WASHINGTON, Dec. 28 /PRNewswire/ -- In response to the environmental
experts busily creating links between the recent tsunami and global warming,
Dr. Pat Michaels (VA state climatologist, author, UVA and Cato scholar) made
the following announcement:
"Anyone who has the moral audacity to blame thousands of deaths caused by
the Indian Ocean tsunamis on global warming is in grave contravention of well-
known facts about changes in sea level in that region. Unfortunately, it is
another 'Predictable Distortion' of global warming, similar to dozens
documented in my recent book.
Topex-Poseidon satellite data published in 2001 in Science Magazine by
Cabanes et al. show that the region where the tsunamis were most devastating
has, in general, experienced a recent decline in sea level. When extended
back 50 years, by matching satellite data with submarine measurements, the
region shows a rise averaging about 0.35 inches per decade, for a fifty-year
total of 1.75 inches. This is typical of global rates of sea-level change
that have been constant for centuries, even millennia, as the planetary
surface has warmed, cooled, and warmed.
The highest estimate for the recent tsunami currently stands at 35 feet,

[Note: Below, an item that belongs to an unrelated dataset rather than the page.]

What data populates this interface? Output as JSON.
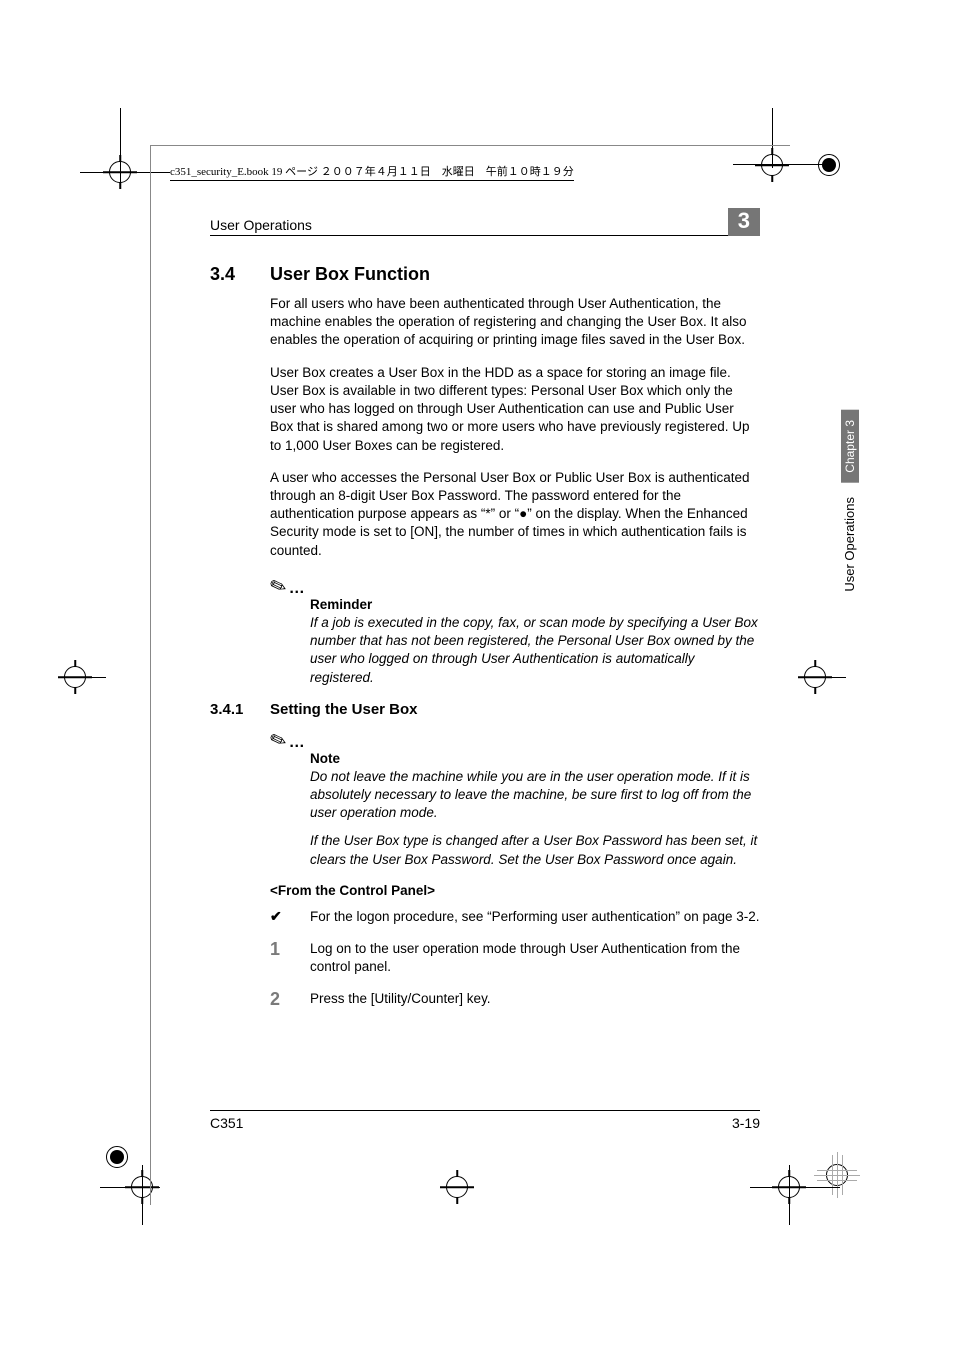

or 24,000% higher than the secular rise in sea level in the region in the last
half-century. Additionally, the long-term record of sea level changes for
Bombay was published by the United Nations Intergovernmental Panel on Climate
Change in 1995. It shows a net decline in sea level in the last 50 years.
In his new book, State of Fear, Michael Crichton repeatedly demonstrates
that global warming ambulance-chasers often assume things to be true that
simply are not. The book centers around a lawsuit by pacific islanders because
of sea level rise; their case falls apart when the facts disclose that sea
levels were actually falling in the region in question. Life imitates
fiction. Michael Crichton should sue environmentalists who blame the massive
death toll from the Indian Ocean's tragic tsunamis on sea level rise for
Cabanes, C., et al. Sea level rise during the past 40 years determined
from satellite and in situ observations. Science, Vol 294, 840-42 (2001).
United Nations Intergovernmental Panel on Climate Change, 1995: Climate
Change 1995. Cambridge Press. Data on page 367.
Dr. Michaels is a research professor of environmental sciences at the
University of Virginia and visiting scientist with the Marshall Institute in
Washington, D.C. He is a past president of the American Association of State
Climatologists and was program chair for the Committee on Applied Climatology
of the American Meteorological Society. He holds A.B. and S.M. degrees in
biological sciences and plant ecology from the University of Chicago, and he
received a Ph.D. in ecological climatology from the University of Wisconsin at
Madison in 1979. Michaels is a contributing author and reviewer of the United
Nations Intergovernmental Panel on Climate Change. His writing has been
published in the major scientific journals, including Climate Research,
Climatic Change, Geophysical Research Letters, Journal of Climate, Nature, and
Science, as well as in popular serials such as the Washington Post, Washington
Times, Los Angeles Times, USA Today, Houston Chronicle, and Journal of
Commerce. He has appeared on ABC, NPR's "All Things Considered," PBS, Fox News
Channel, CNN, MSNBC, CNBC, BBC and Voice of America. According to Nature
magazine, Pat Michaels may be the most popular lecturer in the nation on the
subject of global warming.
To schedule an interview with Dr. Michaels, please contact Audrey Mullen
at 202-861-5677 or 202-270-2772.
SOURCE Dr. Pat Michaels